[Data records for software interfaces]
⁂

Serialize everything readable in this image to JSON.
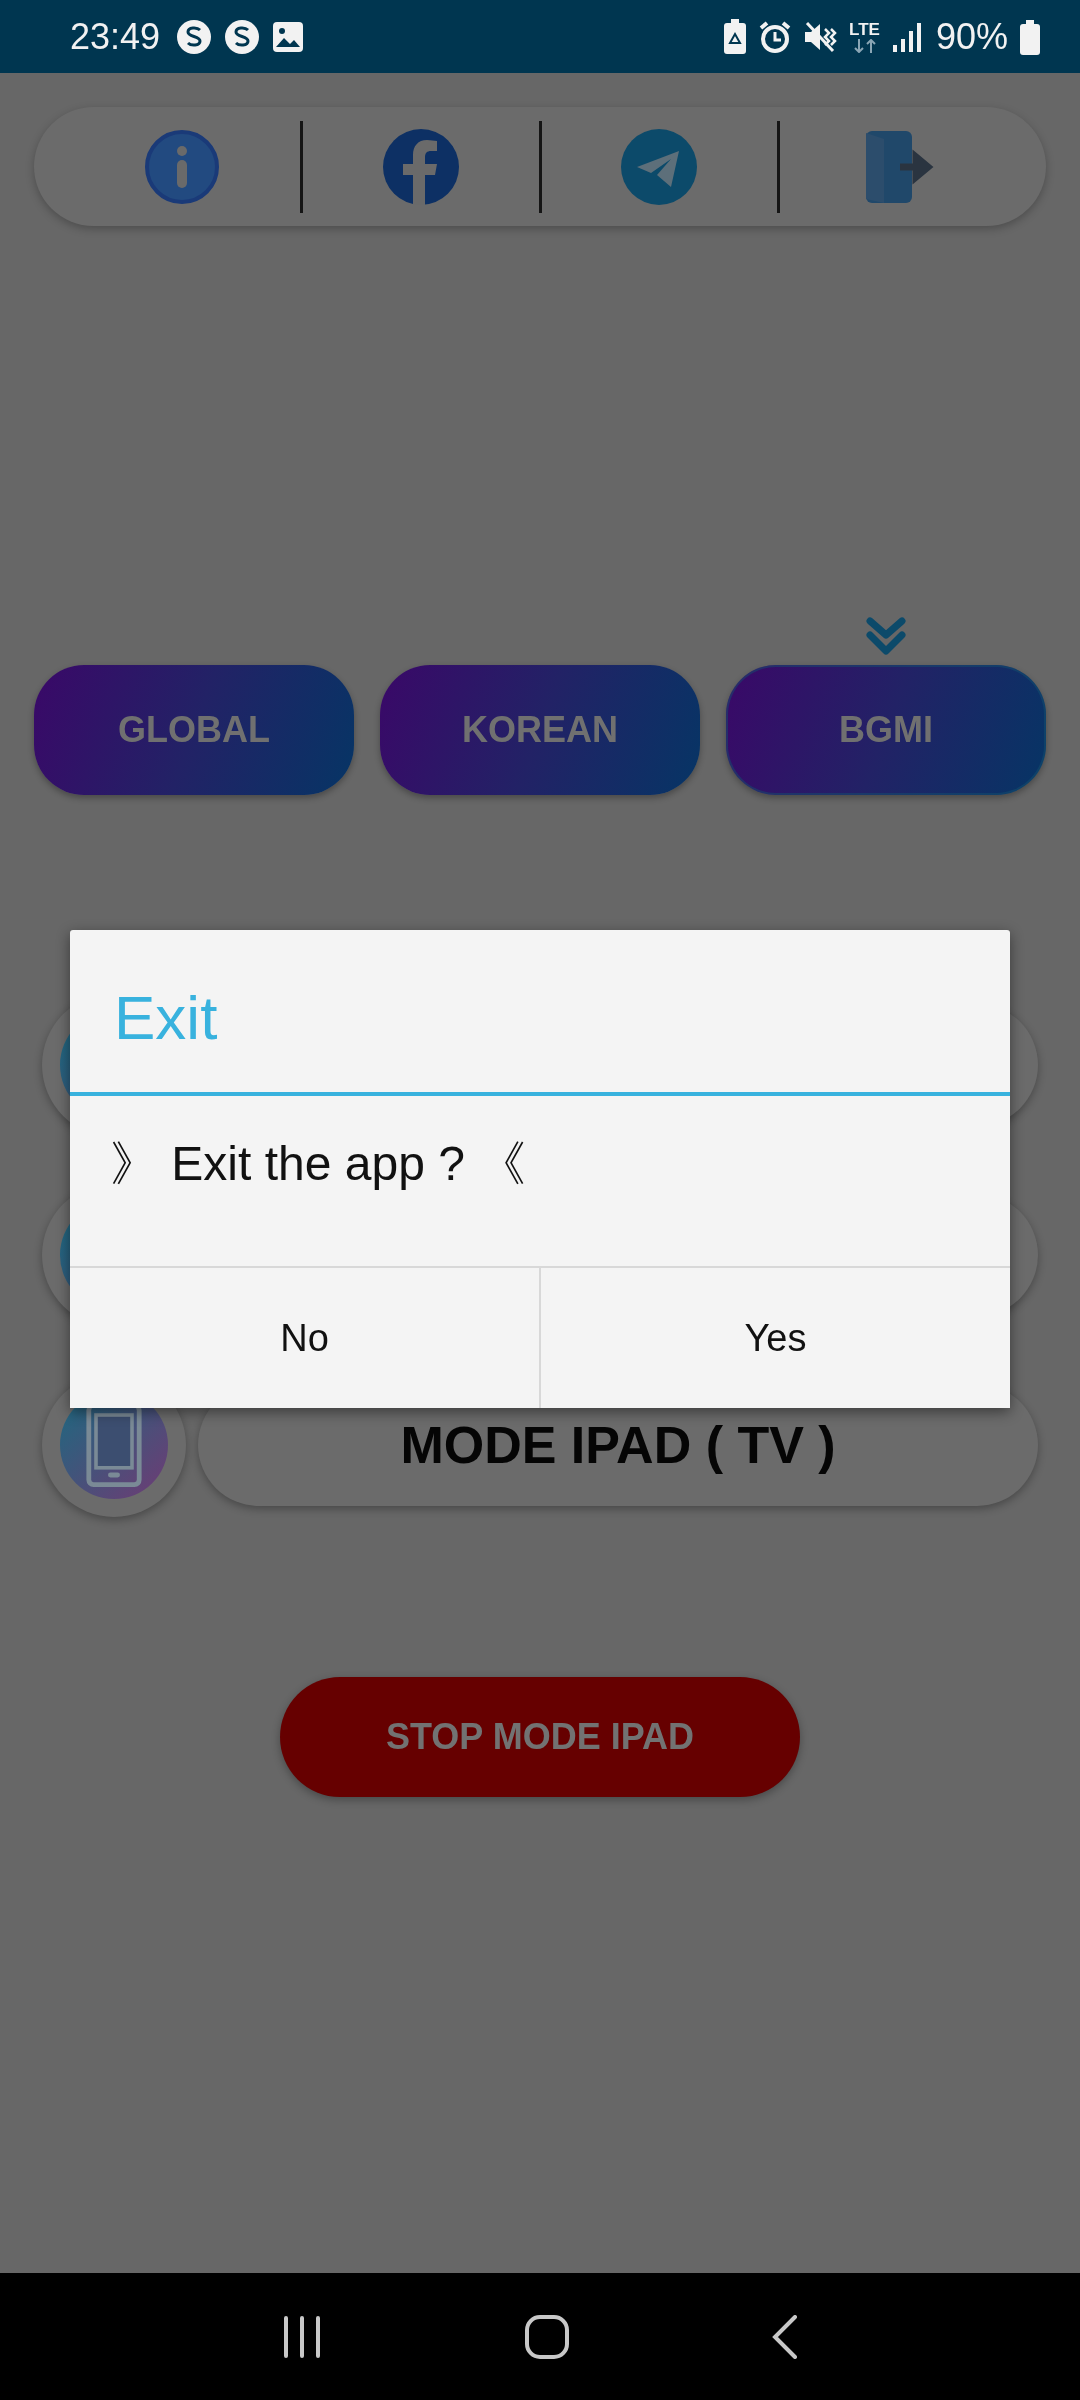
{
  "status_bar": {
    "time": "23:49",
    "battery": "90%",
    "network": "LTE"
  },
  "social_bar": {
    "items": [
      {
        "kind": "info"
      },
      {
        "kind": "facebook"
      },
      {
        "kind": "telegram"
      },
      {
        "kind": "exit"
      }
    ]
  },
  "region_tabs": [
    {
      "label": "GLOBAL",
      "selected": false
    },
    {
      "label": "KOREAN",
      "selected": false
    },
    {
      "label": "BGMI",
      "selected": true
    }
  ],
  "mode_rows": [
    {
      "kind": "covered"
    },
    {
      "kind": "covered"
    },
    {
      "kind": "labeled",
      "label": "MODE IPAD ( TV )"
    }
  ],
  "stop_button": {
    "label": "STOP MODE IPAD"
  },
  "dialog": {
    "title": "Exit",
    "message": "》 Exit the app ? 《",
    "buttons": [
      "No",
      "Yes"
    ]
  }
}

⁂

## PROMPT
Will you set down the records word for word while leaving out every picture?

## WRITTEN RESPONSE
Serialize everything readable in this image to JSON.
{
  "status_bar": {
    "time": "23:49",
    "battery": "90%",
    "network": "LTE"
  },
  "social_bar": {
    "items": [
      {
        "kind": "info"
      },
      {
        "kind": "facebook"
      },
      {
        "kind": "telegram"
      },
      {
        "kind": "exit"
      }
    ]
  },
  "region_tabs": [
    {
      "label": "GLOBAL",
      "selected": false
    },
    {
      "label": "KOREAN",
      "selected": false
    },
    {
      "label": "BGMI",
      "selected": true
    }
  ],
  "mode_rows": [
    {
      "kind": "covered"
    },
    {
      "kind": "covered"
    },
    {
      "kind": "labeled",
      "label": "MODE IPAD ( TV )"
    }
  ],
  "stop_button": {
    "label": "STOP MODE IPAD"
  },
  "dialog": {
    "title": "Exit",
    "message": "》 Exit the app ? 《",
    "buttons": [
      "No",
      "Yes"
    ]
  }
}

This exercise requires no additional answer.